Provided material
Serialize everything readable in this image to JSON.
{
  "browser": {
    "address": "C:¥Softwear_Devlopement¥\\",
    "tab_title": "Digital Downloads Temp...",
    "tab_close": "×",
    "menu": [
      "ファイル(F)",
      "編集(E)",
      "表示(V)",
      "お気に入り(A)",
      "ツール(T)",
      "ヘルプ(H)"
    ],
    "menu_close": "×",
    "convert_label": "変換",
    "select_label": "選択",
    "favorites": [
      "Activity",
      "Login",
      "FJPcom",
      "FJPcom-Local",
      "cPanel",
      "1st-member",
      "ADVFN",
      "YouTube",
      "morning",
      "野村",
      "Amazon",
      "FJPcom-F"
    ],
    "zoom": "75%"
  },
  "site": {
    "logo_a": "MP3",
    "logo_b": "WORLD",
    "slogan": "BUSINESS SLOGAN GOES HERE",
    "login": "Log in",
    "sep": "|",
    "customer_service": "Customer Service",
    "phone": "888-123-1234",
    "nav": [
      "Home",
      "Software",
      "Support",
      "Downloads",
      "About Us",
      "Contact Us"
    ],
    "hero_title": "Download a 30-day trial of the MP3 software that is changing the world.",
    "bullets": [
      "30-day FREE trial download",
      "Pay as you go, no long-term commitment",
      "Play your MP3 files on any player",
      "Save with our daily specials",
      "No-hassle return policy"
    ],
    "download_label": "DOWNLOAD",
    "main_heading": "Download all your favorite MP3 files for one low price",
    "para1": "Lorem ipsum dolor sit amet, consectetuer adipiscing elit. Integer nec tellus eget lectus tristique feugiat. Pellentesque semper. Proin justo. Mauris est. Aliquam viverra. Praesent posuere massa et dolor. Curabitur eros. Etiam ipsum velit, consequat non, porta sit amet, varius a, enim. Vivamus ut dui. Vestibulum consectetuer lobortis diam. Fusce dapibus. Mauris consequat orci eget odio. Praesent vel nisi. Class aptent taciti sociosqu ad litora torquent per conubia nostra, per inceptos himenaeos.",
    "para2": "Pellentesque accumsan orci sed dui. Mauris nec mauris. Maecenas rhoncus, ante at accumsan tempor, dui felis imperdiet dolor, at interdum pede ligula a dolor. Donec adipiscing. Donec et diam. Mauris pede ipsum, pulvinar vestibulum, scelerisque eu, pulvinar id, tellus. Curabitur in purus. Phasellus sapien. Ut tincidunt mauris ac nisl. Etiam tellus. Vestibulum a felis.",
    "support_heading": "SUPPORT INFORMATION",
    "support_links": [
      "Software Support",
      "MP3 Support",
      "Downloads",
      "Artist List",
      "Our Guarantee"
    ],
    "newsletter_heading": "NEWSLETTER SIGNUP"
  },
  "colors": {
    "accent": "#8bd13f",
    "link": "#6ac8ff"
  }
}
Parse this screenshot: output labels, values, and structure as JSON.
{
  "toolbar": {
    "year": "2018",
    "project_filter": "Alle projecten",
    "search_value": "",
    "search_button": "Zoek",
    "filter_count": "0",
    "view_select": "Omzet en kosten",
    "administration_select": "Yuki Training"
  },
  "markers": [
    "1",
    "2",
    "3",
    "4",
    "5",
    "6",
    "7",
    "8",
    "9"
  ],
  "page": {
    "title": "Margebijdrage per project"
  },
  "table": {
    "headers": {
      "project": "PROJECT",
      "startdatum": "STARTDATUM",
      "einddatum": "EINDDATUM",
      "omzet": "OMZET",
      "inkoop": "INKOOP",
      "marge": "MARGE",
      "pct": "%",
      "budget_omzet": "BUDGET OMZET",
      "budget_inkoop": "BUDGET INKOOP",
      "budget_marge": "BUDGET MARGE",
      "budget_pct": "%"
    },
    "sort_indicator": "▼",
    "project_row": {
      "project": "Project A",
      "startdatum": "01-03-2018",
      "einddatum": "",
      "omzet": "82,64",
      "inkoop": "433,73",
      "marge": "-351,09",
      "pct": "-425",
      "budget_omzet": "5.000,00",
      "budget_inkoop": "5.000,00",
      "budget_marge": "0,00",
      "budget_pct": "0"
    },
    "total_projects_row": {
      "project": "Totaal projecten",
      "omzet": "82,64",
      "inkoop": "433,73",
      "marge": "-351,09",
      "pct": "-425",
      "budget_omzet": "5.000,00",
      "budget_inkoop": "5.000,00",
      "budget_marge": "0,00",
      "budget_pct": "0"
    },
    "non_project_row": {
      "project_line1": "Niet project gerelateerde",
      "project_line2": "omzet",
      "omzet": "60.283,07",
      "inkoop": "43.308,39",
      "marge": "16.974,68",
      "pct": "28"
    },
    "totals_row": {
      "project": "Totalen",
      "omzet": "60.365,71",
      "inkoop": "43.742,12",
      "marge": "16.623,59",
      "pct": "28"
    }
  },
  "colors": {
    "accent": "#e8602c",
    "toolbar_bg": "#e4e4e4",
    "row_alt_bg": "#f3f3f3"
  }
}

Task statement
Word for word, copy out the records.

Response area
Serialize everything readable in this image to JSON.
{
  "browser": {
    "address": "C:¥Softwear_Devlopement¥\\",
    "tab_title": "Digital Downloads Temp...",
    "tab_close": "×",
    "menu": [
      "ファイル(F)",
      "編集(E)",
      "表示(V)",
      "お気に入り(A)",
      "ツール(T)",
      "ヘルプ(H)"
    ],
    "menu_close": "×",
    "convert_label": "変換",
    "select_label": "選択",
    "favorites": [
      "Activity",
      "Login",
      "FJPcom",
      "FJPcom-Local",
      "cPanel",
      "1st-member",
      "ADVFN",
      "YouTube",
      "morning",
      "野村",
      "Amazon",
      "FJPcom-F"
    ],
    "zoom": "75%"
  },
  "site": {
    "logo_a": "MP3",
    "logo_b": "WORLD",
    "slogan": "BUSINESS SLOGAN GOES HERE",
    "login": "Log in",
    "sep": "|",
    "customer_service": "Customer Service",
    "phone": "888-123-1234",
    "nav": [
      "Home",
      "Software",
      "Support",
      "Downloads",
      "About Us",
      "Contact Us"
    ],
    "hero_title": "Download a 30-day trial of the MP3 software that is changing the world.",
    "bullets": [
      "30-day FREE trial download",
      "Pay as you go, no long-term commitment",
      "Play your MP3 files on any player",
      "Save with our daily specials",
      "No-hassle return policy"
    ],
    "download_label": "DOWNLOAD",
    "main_heading": "Download all your favorite MP3 files for one low price",
    "para1": "Lorem ipsum dolor sit amet, consectetuer adipiscing elit. Integer nec tellus eget lectus tristique feugiat. Pellentesque semper. Proin justo. Mauris est. Aliquam viverra. Praesent posuere massa et dolor. Curabitur eros. Etiam ipsum velit, consequat non, porta sit amet, varius a, enim. Vivamus ut dui. Vestibulum consectetuer lobortis diam. Fusce dapibus. Mauris consequat orci eget odio. Praesent vel nisi. Class aptent taciti sociosqu ad litora torquent per conubia nostra, per inceptos himenaeos.",
    "para2": "Pellentesque accumsan orci sed dui. Mauris nec mauris. Maecenas rhoncus, ante at accumsan tempor, dui felis imperdiet dolor, at interdum pede ligula a dolor. Donec adipiscing. Donec et diam. Mauris pede ipsum, pulvinar vestibulum, scelerisque eu, pulvinar id, tellus. Curabitur in purus. Phasellus sapien. Ut tincidunt mauris ac nisl. Etiam tellus. Vestibulum a felis.",
    "support_heading": "SUPPORT INFORMATION",
    "support_links": [
      "Software Support",
      "MP3 Support",
      "Downloads",
      "Artist List",
      "Our Guarantee"
    ],
    "newsletter_heading": "NEWSLETTER SIGNUP"
  },
  "colors": {
    "accent": "#8bd13f",
    "link": "#6ac8ff"
  }
}
Parse this screenshot: output labels, values, and structure as JSON.
{
  "toolbar": {
    "year": "2018",
    "project_filter": "Alle projecten",
    "search_value": "",
    "search_button": "Zoek",
    "filter_count": "0",
    "view_select": "Omzet en kosten",
    "administration_select": "Yuki Training"
  },
  "markers": [
    "1",
    "2",
    "3",
    "4",
    "5",
    "6",
    "7",
    "8",
    "9"
  ],
  "page": {
    "title": "Margebijdrage per project"
  },
  "table": {
    "headers": {
      "project": "PROJECT",
      "startdatum": "STARTDATUM",
      "einddatum": "EINDDATUM",
      "omzet": "OMZET",
      "inkoop": "INKOOP",
      "marge": "MARGE",
      "pct": "%",
      "budget_omzet": "BUDGET OMZET",
      "budget_inkoop": "BUDGET INKOOP",
      "budget_marge": "BUDGET MARGE",
      "budget_pct": "%"
    },
    "sort_indicator": "▼",
    "project_row": {
      "project": "Project A",
      "startdatum": "01-03-2018",
      "einddatum": "",
      "omzet": "82,64",
      "inkoop": "433,73",
      "marge": "-351,09",
      "pct": "-425",
      "budget_omzet": "5.000,00",
      "budget_inkoop": "5.000,00",
      "budget_marge": "0,00",
      "budget_pct": "0"
    },
    "total_projects_row": {
      "project": "Totaal projecten",
      "omzet": "82,64",
      "inkoop": "433,73",
      "marge": "-351,09",
      "pct": "-425",
      "budget_omzet": "5.000,00",
      "budget_inkoop": "5.000,00",
      "budget_marge": "0,00",
      "budget_pct": "0"
    },
    "non_project_row": {
      "project_line1": "Niet project gerelateerde",
      "project_line2": "omzet",
      "omzet": "60.283,07",
      "inkoop": "43.308,39",
      "marge": "16.974,68",
      "pct": "28"
    },
    "totals_row": {
      "project": "Totalen",
      "omzet": "60.365,71",
      "inkoop": "43.742,12",
      "marge": "16.623,59",
      "pct": "28"
    }
  },
  "colors": {
    "accent": "#e8602c",
    "toolbar_bg": "#e4e4e4",
    "row_alt_bg": "#f3f3f3"
  }
}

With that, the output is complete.